What Rights Does the Officer Have to Inform Me of Before Testing?
Before asking you to participate in a breath, blood, or urine test to determine your blood alcohol level, you must be informed of your rights. The rights pertaining to these tests are called the Kansas “Implied Consent Advisories.” You’ll want to let your lawyer know if the police officer did not provide you with information regarding these rights before testing since it could benefit your case.
Are There Legal Defenses for Refusing a Breath Test?
Even if the evidence seems to work against you, there is a potential defense for any DUI charge. Your lawyer will determine which defense makes the most sense for your charge.
For example, if you were confused by the officer’s questions and the arrest, they could claim that you misunderstood the request. Or, depending on your age or physical condition, they could state you were physically unable to perform the test requirement, which is why you refused.

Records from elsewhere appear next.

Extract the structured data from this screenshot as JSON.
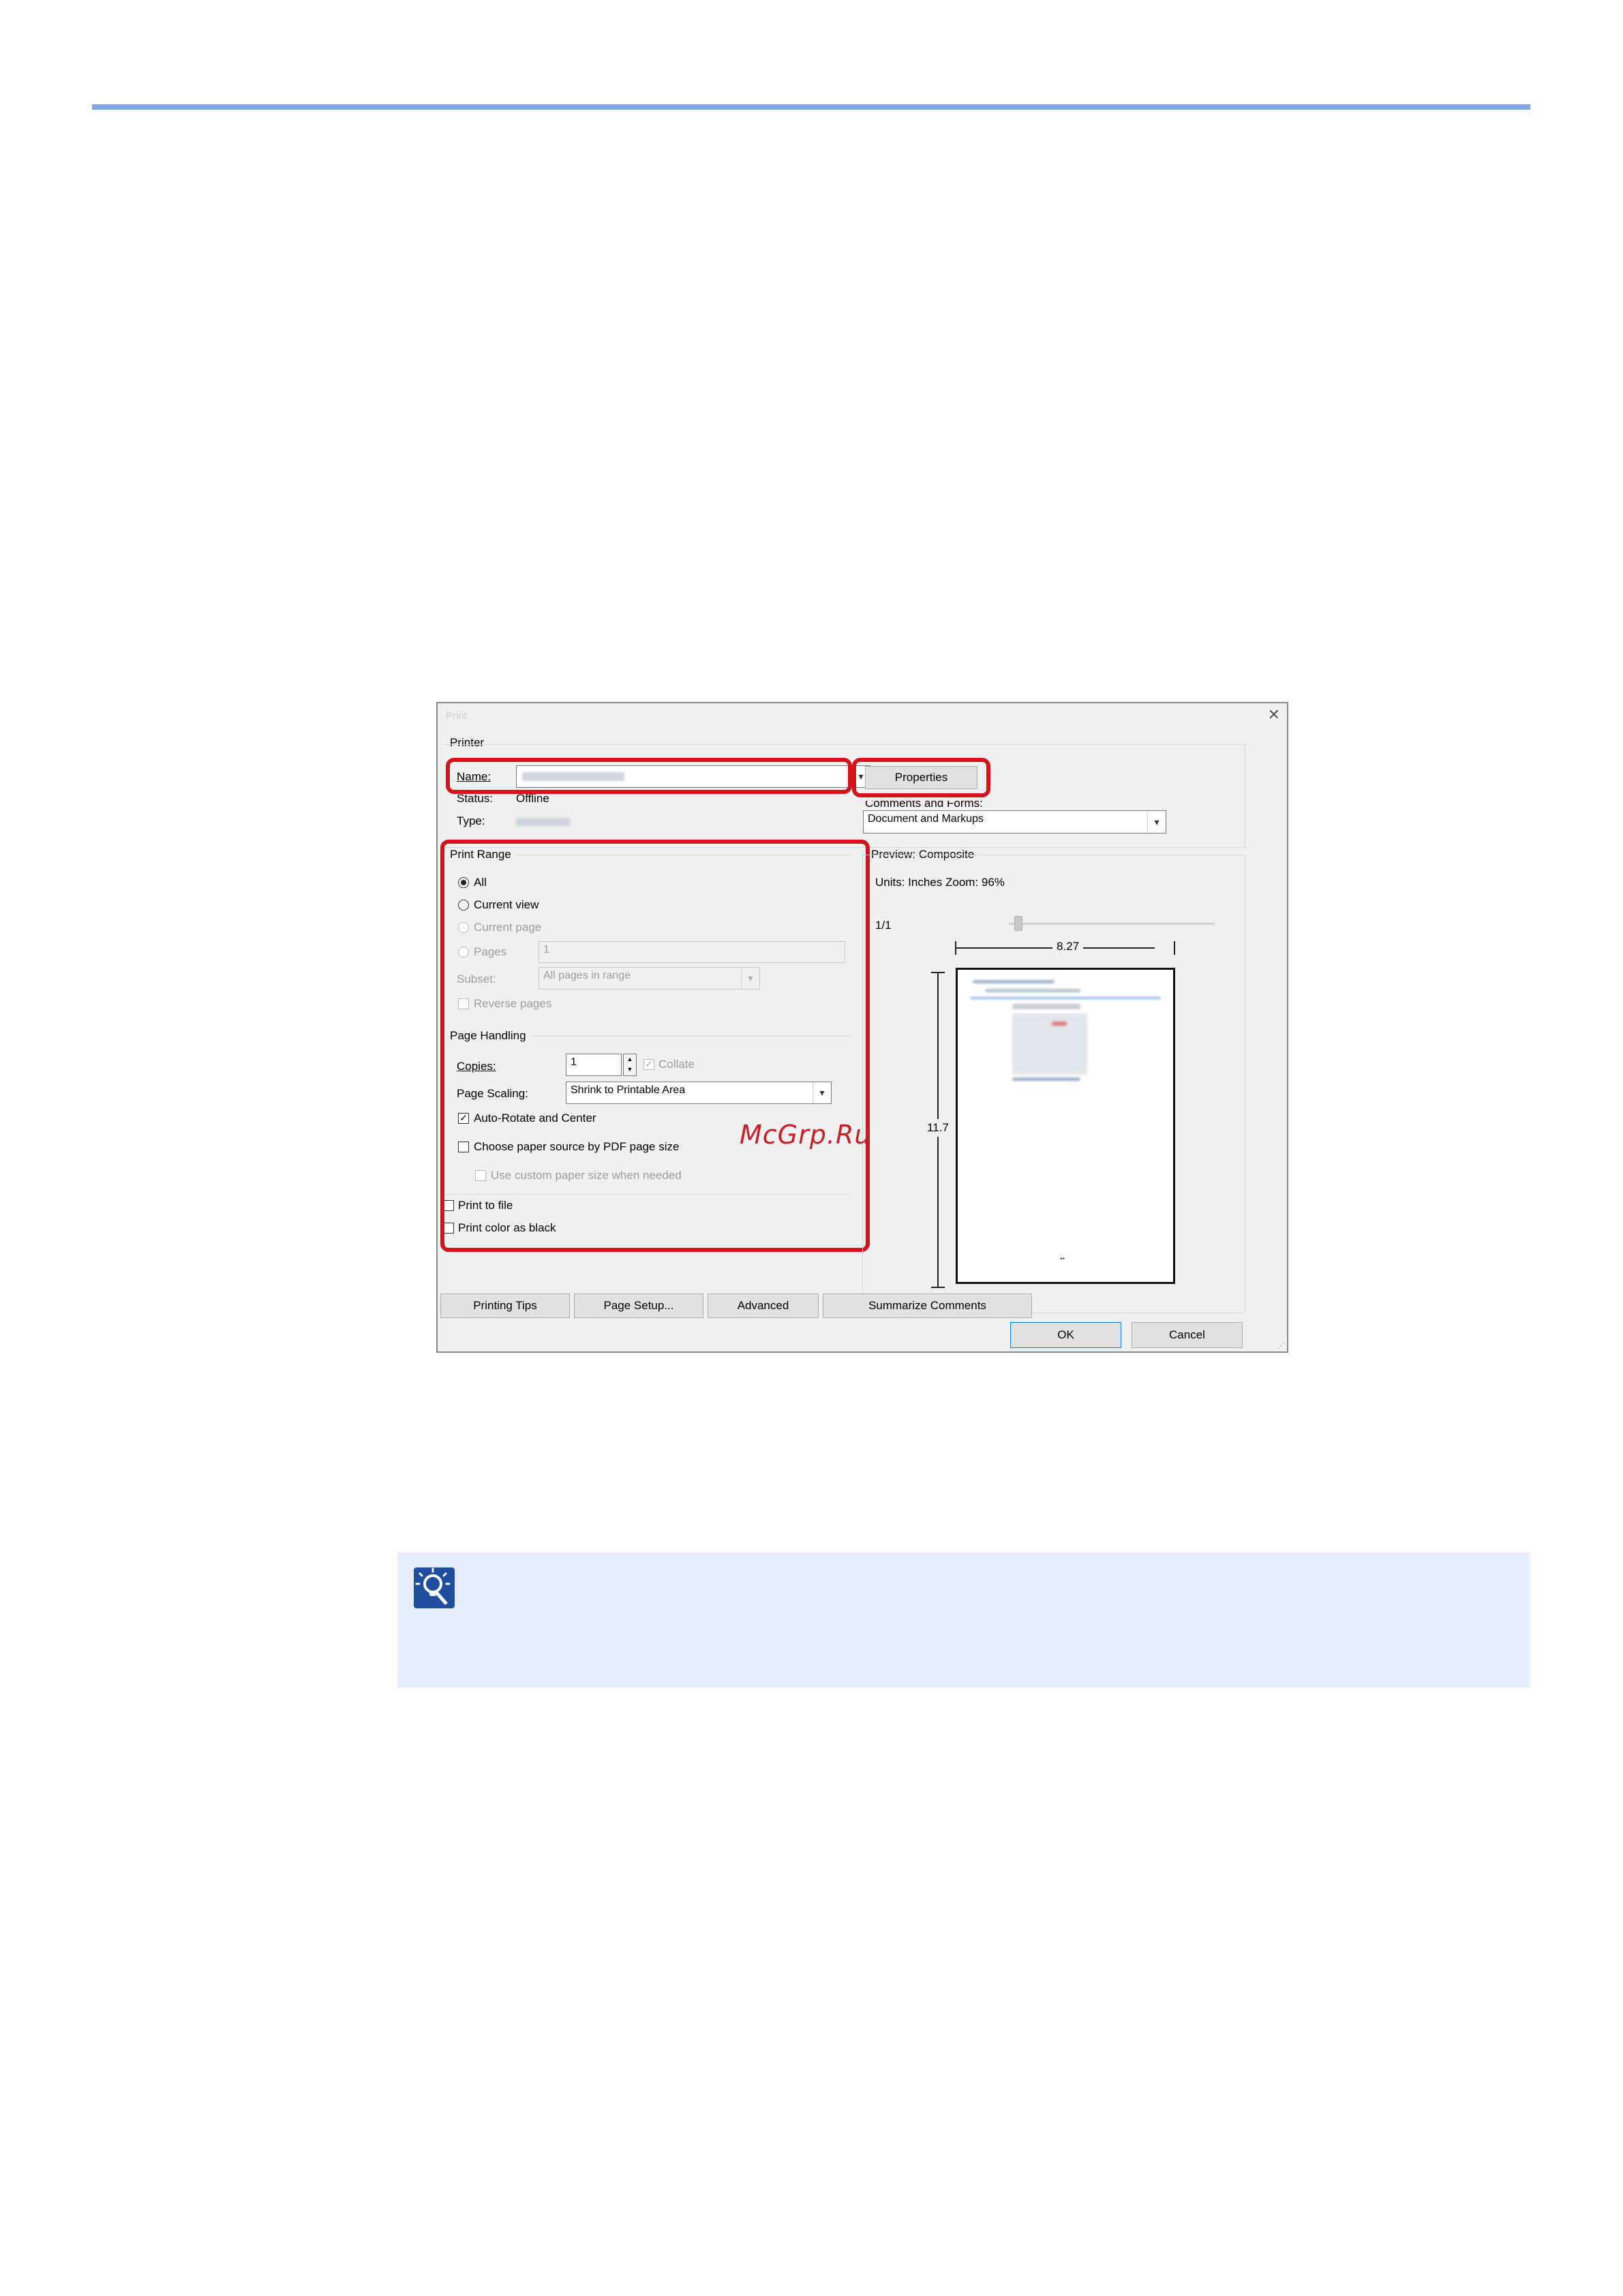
{
  "dialog": {
    "title": "Print",
    "close_glyph": "✕",
    "printer": {
      "group_label": "Printer",
      "name_label": "Name:",
      "name_value": "",
      "status_label": "Status:",
      "status_value": "Offline",
      "type_label": "Type:",
      "type_value": "",
      "properties_button": "Properties",
      "comments_label": "Comments and Forms:",
      "comments_value": "Document and Markups"
    },
    "print_range": {
      "group_label": "Print Range",
      "all": "All",
      "current_view": "Current view",
      "current_page": "Current page",
      "pages": "Pages",
      "pages_value": "1",
      "subset_label": "Subset:",
      "subset_value": "All pages in range",
      "reverse_pages": "Reverse pages"
    },
    "page_handling": {
      "group_label": "Page Handling",
      "copies_label": "Copies:",
      "copies_value": "1",
      "collate": "Collate",
      "page_scaling_label": "Page Scaling:",
      "page_scaling_value": "Shrink to Printable Area",
      "auto_rotate": "Auto-Rotate and Center",
      "choose_paper_source": "Choose paper source by PDF page size",
      "use_custom_paper": "Use custom paper size when needed"
    },
    "print_to_file": "Print to file",
    "print_color_as_black": "Print color as black",
    "preview": {
      "group_label": "Preview: Composite",
      "units_zoom": "Units: Inches Zoom:  96%",
      "page_counter": "1/1",
      "width_label": "8.27",
      "height_label": "11.7",
      "footer_mark": "▪▪"
    },
    "buttons": {
      "printing_tips": "Printing Tips",
      "page_setup": "Page Setup...",
      "advanced": "Advanced",
      "summarize_comments": "Summarize Comments",
      "ok": "OK",
      "cancel": "Cancel"
    }
  },
  "watermark": "McGrp.Ru",
  "colors": {
    "highlight": "#d2141c",
    "rule": "#7fa6e6",
    "note_bg": "#e5ecfa",
    "note_icon": "#1f4e9e"
  }
}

Will There Be Fewer Repercussions If I Plead Guilty?
There are very few circumstances where it benefits you to plead guilty. Even if you were driving drunk, you don’t want to admit guilt unless your attorney tells you otherwise. Since the consequences of a DUI conviction are severe, pleading guilty can result in you being sentenced unreasonably harshly.
The police will try to convince you that pleading guilty will get you an easier sentence, but that is not true. Do not trust the promises made to you by law enforcement officers: they are not required to honor verbal agreements. You will only want to plead guilty if the lawyer you hire recommends it as your only option.
Trust a DUI Lawyer in Overland Park, KS
Even the most responsible individuals can make bad decisions; for some, these mistakes can have long-lasting and devastating consequences. You don’t deserve your freedom and future stripped away because of one poor choice. Contacting a DUI lawyer should be your first move following a DUI arrest.
Today’s error doesn’t have to destroy your tomorrow; contact Billam & Henderson, LLC about your DUI offense. Our team will defend your rights and protect your future.